The Weekly Top 3 are the three most relevant news stories for the week that are related to phishing scams and activities reported in the media, security blogs and security magazines on the Internet. This week, we look at phishing activities related to EZ Pass, Mumsnet and Ubiquiti Networks.
Recently a mass phishing campaign targeting users of the EZ Pass toll booth system. Drivers in Maryland, Virginia and Washington DC, have been targeted by scammers who are using phishing e-mails to steal credit card information. The phishing e-mail used in the scam was titled "Notice to Appear" and contained a malicious link embedded in the body of the mail. The e-mail tricks the victim into believing that their accounts are in arrears. When the victim clicked on the link, they are sent to a fake EZ Pass website, which the scammers used to steal their credit card information and charge bogus fees. Click the link below to read more.

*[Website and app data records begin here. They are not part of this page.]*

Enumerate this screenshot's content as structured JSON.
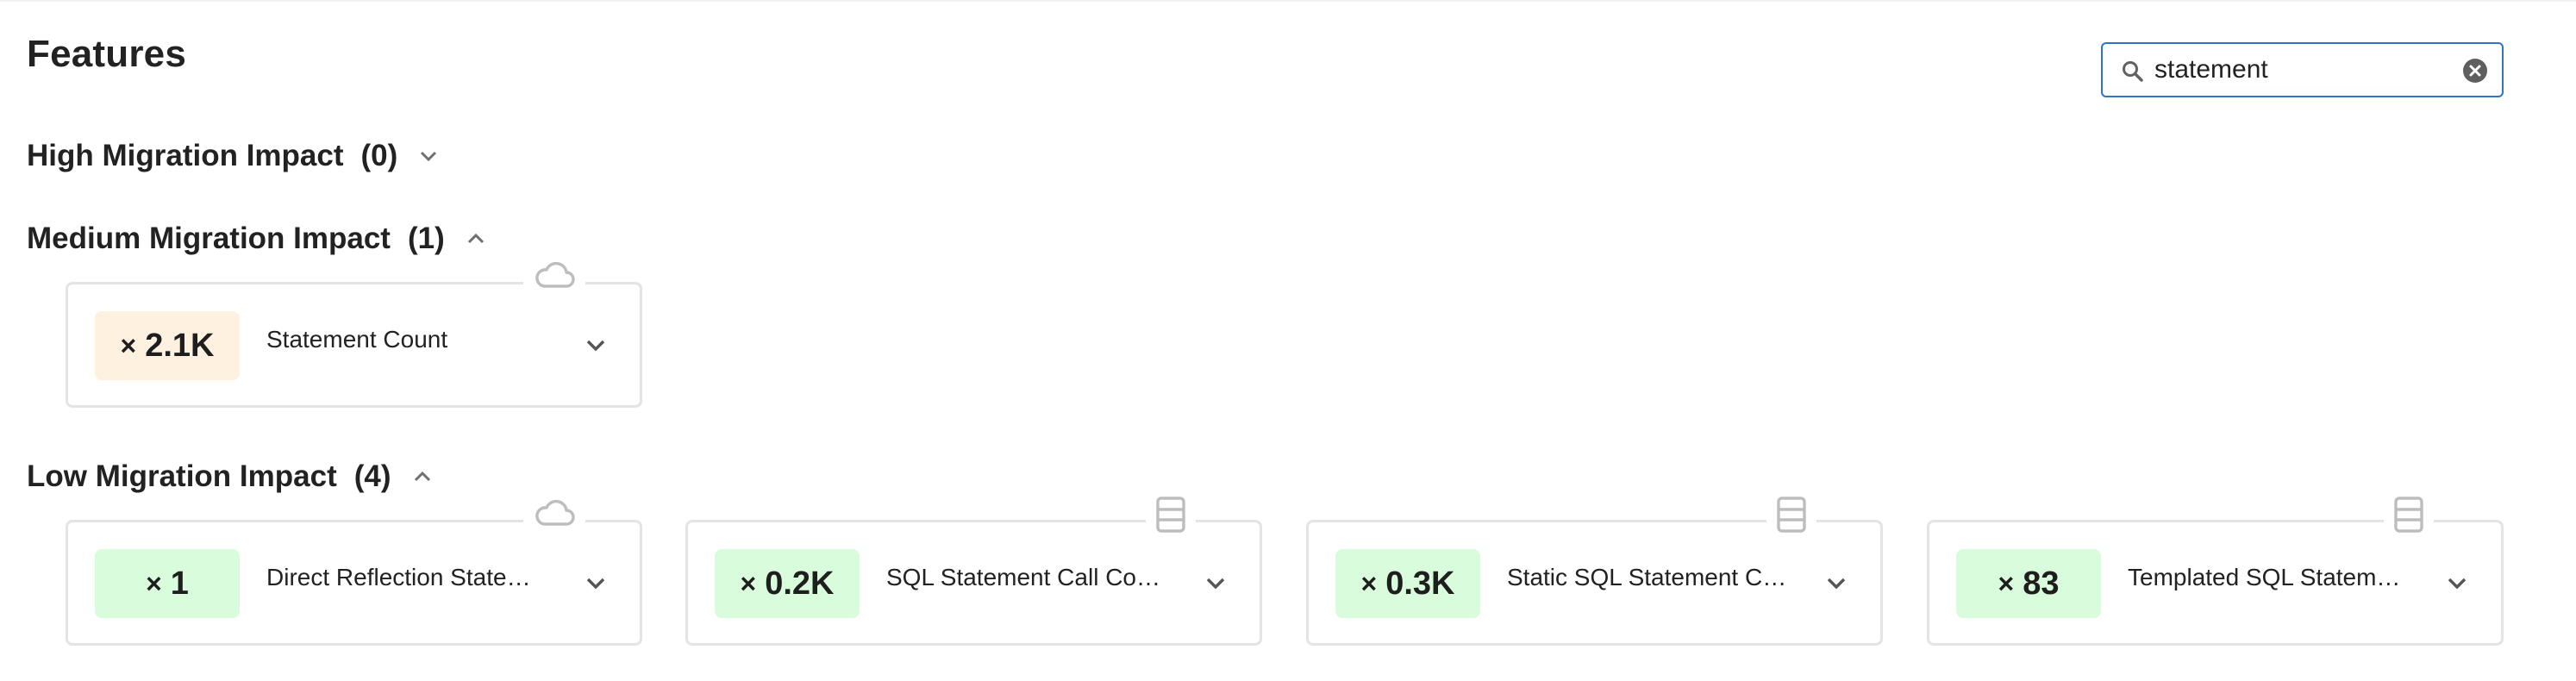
{
  "page": {
    "title": "Features"
  },
  "search": {
    "value": "statement",
    "placeholder": "",
    "search_icon": "search-icon",
    "clear_icon": "clear-circle-icon"
  },
  "sections": [
    {
      "title": "High Migration Impact",
      "count": "(0)",
      "expanded": false,
      "chevron_icon": "chevron-down-icon",
      "cards": []
    },
    {
      "title": "Medium Migration Impact",
      "count": "(1)",
      "expanded": true,
      "chevron_icon": "chevron-up-icon",
      "cards": [
        {
          "multiplier": "×",
          "value": "2.1K",
          "label": "Statement Count",
          "type_icon": "cloud-icon",
          "badge_color": "#fff1e0"
        }
      ]
    },
    {
      "title": "Low Migration Impact",
      "count": "(4)",
      "expanded": true,
      "chevron_icon": "chevron-up-icon",
      "cards": [
        {
          "multiplier": "×",
          "value": "1",
          "label": "Direct Reflection State…",
          "type_icon": "cloud-icon",
          "badge_color": "#d9fcdc"
        },
        {
          "multiplier": "×",
          "value": "0.2K",
          "label": "SQL Statement Call Cou…",
          "type_icon": "database-icon",
          "badge_color": "#d9fcdc"
        },
        {
          "multiplier": "×",
          "value": "0.3K",
          "label": "Static SQL Statement C…",
          "type_icon": "database-icon",
          "badge_color": "#d9fcdc"
        },
        {
          "multiplier": "×",
          "value": "83",
          "label": "Templated SQL Statem…",
          "type_icon": "database-icon",
          "badge_color": "#d9fcdc"
        }
      ]
    }
  ],
  "colors": {
    "accent_border": "#2f73c6",
    "medium_badge": "#fff1e0",
    "low_badge": "#d9fcdc",
    "card_border": "#e4e4e4",
    "icon_gray": "#bdbdbd"
  }
}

The website that hosts blogs and forums devoted to parenting, have fallen victim to a hack earlier this week. Based on reports, users of Mumsnet were targeted in a phishing scam, which was used to steal their login credentials. The phishing e-mails were appeared to originate from Mumsnet and contained a link, which carried the victims to a fake Mumsnet login page. However, further investigations proved that hackers were exploiting a vulnerability in the website to capture user data. Click the link below to read more.

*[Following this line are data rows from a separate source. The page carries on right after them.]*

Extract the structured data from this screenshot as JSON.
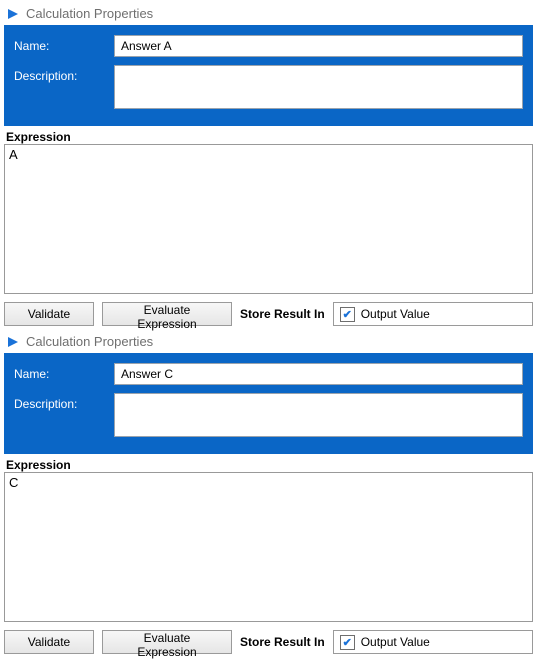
{
  "panels": [
    {
      "title": "Calculation Properties",
      "name_label": "Name:",
      "name_value": "Answer A",
      "desc_label": "Description:",
      "desc_value": "",
      "expr_label": "Expression",
      "expr_value": "A",
      "validate_label": "Validate",
      "evaluate_label": "Evaluate Expression",
      "store_label": "Store Result In",
      "output_value_label": "Output Value"
    },
    {
      "title": "Calculation Properties",
      "name_label": "Name:",
      "name_value": "Answer C",
      "desc_label": "Description:",
      "desc_value": "",
      "expr_label": "Expression",
      "expr_value": "C",
      "validate_label": "Validate",
      "evaluate_label": "Evaluate Expression",
      "store_label": "Store Result In",
      "output_value_label": "Output Value"
    }
  ]
}
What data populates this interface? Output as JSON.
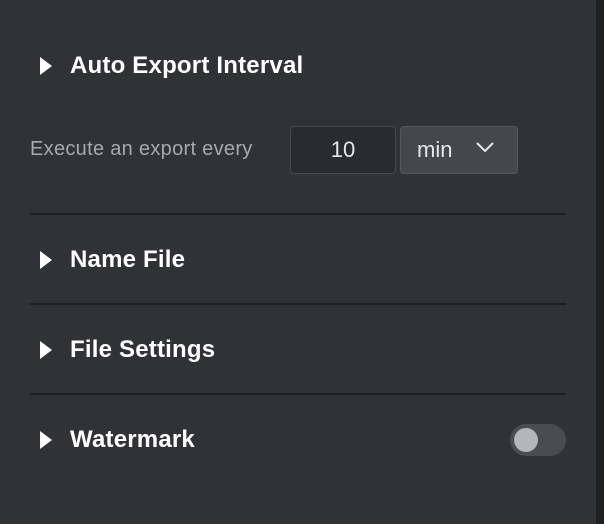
{
  "sections": {
    "auto_export": {
      "title": "Auto Export Interval",
      "interval_label": "Execute an export every",
      "interval_value": "10",
      "unit_selected": "min",
      "expanded": true
    },
    "name_file": {
      "title": "Name File",
      "expanded": false
    },
    "file_settings": {
      "title": "File Settings",
      "expanded": false
    },
    "watermark": {
      "title": "Watermark",
      "expanded": false,
      "enabled": false
    }
  },
  "icons": {
    "section_caret": "caret-right-icon",
    "select_chevron": "chevron-down-icon"
  },
  "colors": {
    "panel_background": "#303236",
    "divider": "#1e1f22",
    "title_text": "#ffffff",
    "label_text": "#a6a8ad",
    "toggle_off_track": "#4a4c51"
  }
}
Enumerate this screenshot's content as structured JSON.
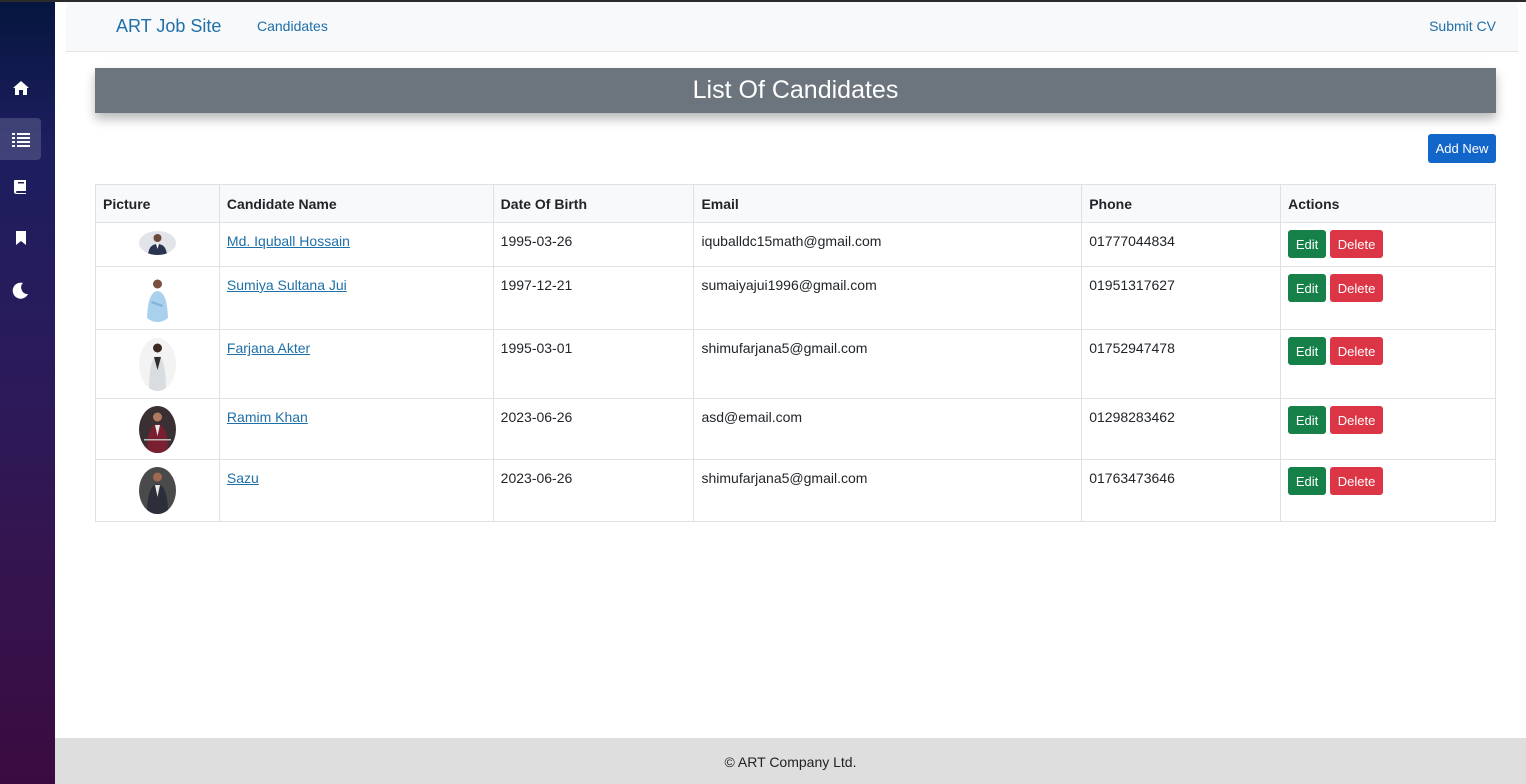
{
  "sidebar": {
    "items": [
      {
        "icon": "home-icon"
      },
      {
        "icon": "list-icon",
        "active": true
      },
      {
        "icon": "book-icon"
      },
      {
        "icon": "bookmark-icon"
      },
      {
        "icon": "moon-icon"
      }
    ]
  },
  "nav": {
    "brand": "ART Job Site",
    "candidates": "Candidates",
    "submit_cv": "Submit CV"
  },
  "page": {
    "title": "List Of Candidates",
    "add_new": "Add New"
  },
  "table": {
    "headers": [
      "Picture",
      "Candidate Name",
      "Date Of Birth",
      "Email",
      "Phone",
      "Actions"
    ],
    "rows": [
      {
        "name": "Md. Iquball Hossain",
        "dob": "1995-03-26",
        "email": "iquballdc15math@gmail.com",
        "phone": "01777044834"
      },
      {
        "name": "Sumiya Sultana Jui",
        "dob": "1997-12-21",
        "email": "sumaiyajui1996@gmail.com",
        "phone": "01951317627"
      },
      {
        "name": "Farjana Akter",
        "dob": "1995-03-01",
        "email": "shimufarjana5@gmail.com",
        "phone": "01752947478"
      },
      {
        "name": "Ramim Khan",
        "dob": "2023-06-26",
        "email": "asd@email.com",
        "phone": "01298283462"
      },
      {
        "name": "Sazu",
        "dob": "2023-06-26",
        "email": "shimufarjana5@gmail.com",
        "phone": "01763473646"
      }
    ],
    "edit_label": "Edit",
    "delete_label": "Delete"
  },
  "footer": {
    "text": "© ART Company Ltd."
  },
  "colors": {
    "link": "#1f6fa8",
    "banner": "#6c757d",
    "add_button": "#1366c9",
    "edit_button": "#168049",
    "delete_button": "#dc3545"
  }
}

Last week, Ubiquiti Networks divulged a cyberheist that cost the company about $46 million. These cyber thieves impersonated an employee and made fraudulent requests to the company's finance department. Even though these cyber thieves targeted the finance department from outside the company, they were able to trick the department into completing several transfers of funds that totaled $46 million. The company did not divulge the way in which the fraud occurred, but it is likely that the cyber thieves obtained a domain address similar in spelling to that of the company and used spear-phishing e-mails to trick their victims into initiating the international wire transfers. Click the link below to read more.